Studies show that olive oil holds up extremely well to high heat. While vegetable oils – which are highly inflammatory, should be avoided. Buy the best quality you can find. Here is my favorite and it’s readily available in most grocery stores today. If you want to learn more, go here for more info.


Drink a little more water


We’re about 55% – 70% water.  

Water’s one of those essential nutrients we all need. Without it, we’re done in about three days. And when you don’t get enough, you’re just asking for trouble.

Water dilutes your blood, making it less likely to stick to your vessel walls and cause plaque buildups and blockages. It’s also directly linked to heart disease since the heart has to pump harder to circulate thick blood. If there is any truth to the rumor that we all have a set number of heartbeats, that’s reason enough to up your water intake.

How do you know if you’re getting enough?

Your urine is the easiest indicator.  If it’s pale and clear, your good. Otherwise… drink up!


“Whole blood viscosity… is positively correlated with coronary heart disease…. In some reports, the magnitudes of their effects are comparable with those of smoking, diastolic blood pressure, and low-density serum cholesterol.” American Journal of Epidemiology 


Love more, anger less


Love, calm, serenity, hugs all release those wonderful hormones that not only make you feel amazing but sooth your blood pressure and strengthen your heart. 

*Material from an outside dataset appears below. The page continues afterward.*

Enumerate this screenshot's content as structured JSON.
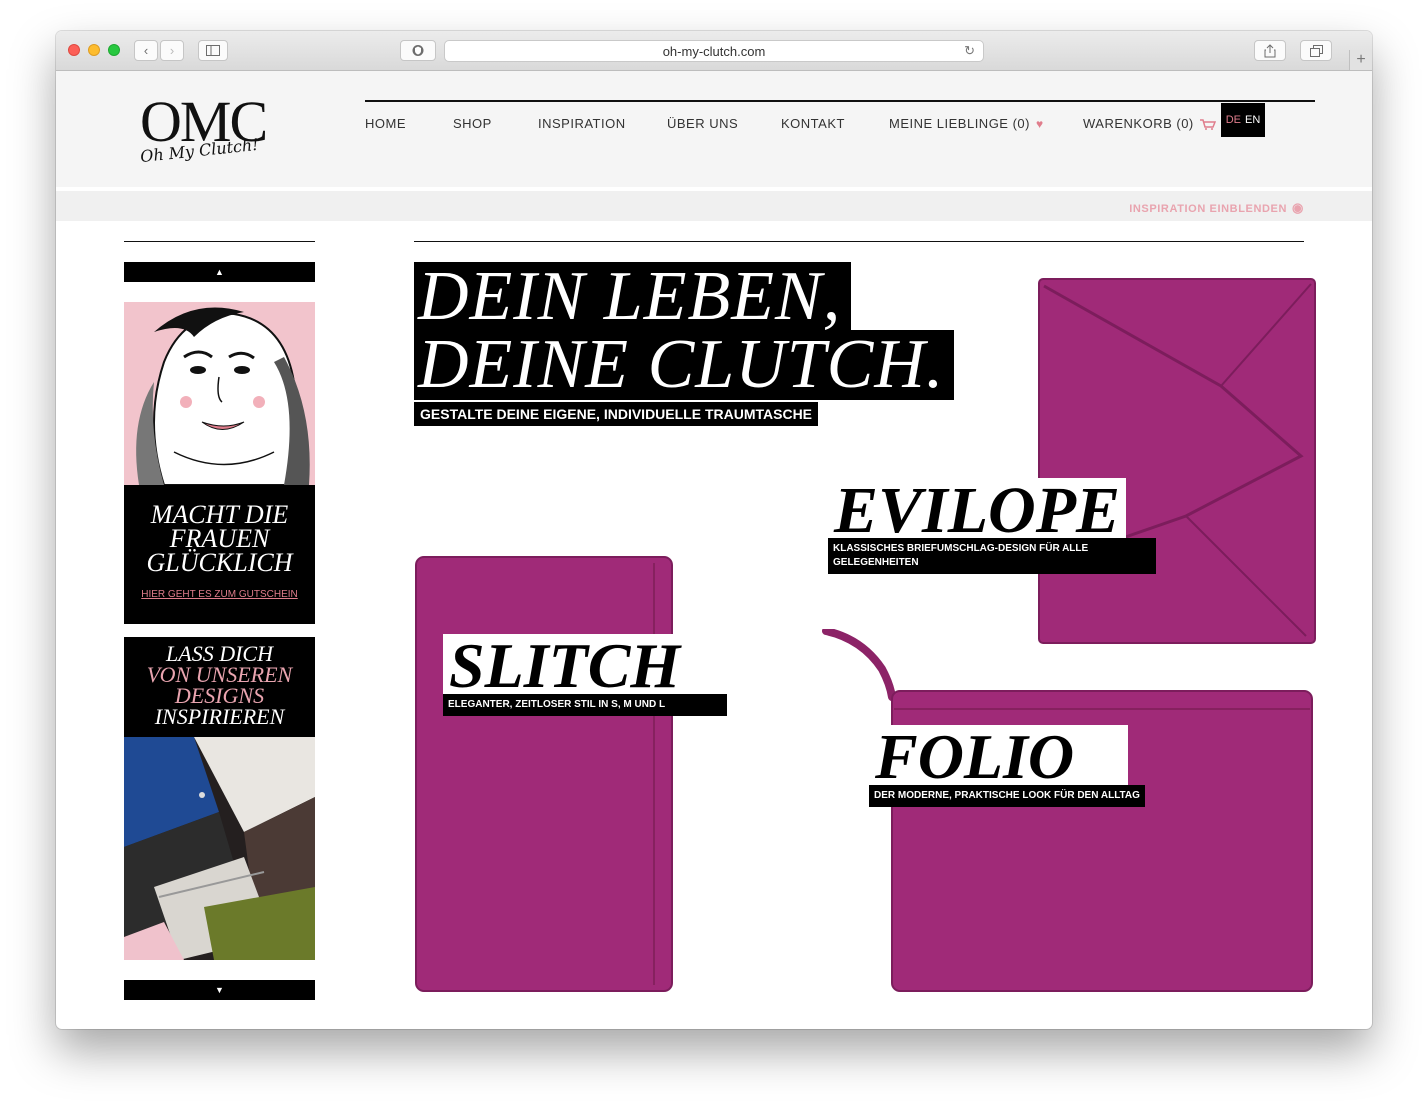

Give love freely. More will come your way. And that’s a good thing!



With love,



Need a little help? Maybe a heart-healthy food plan or someone to steer you in the right direction? Email me at elaine@elainepauly.com or go here to schedule a complimentary coaching session. No fun going it alone!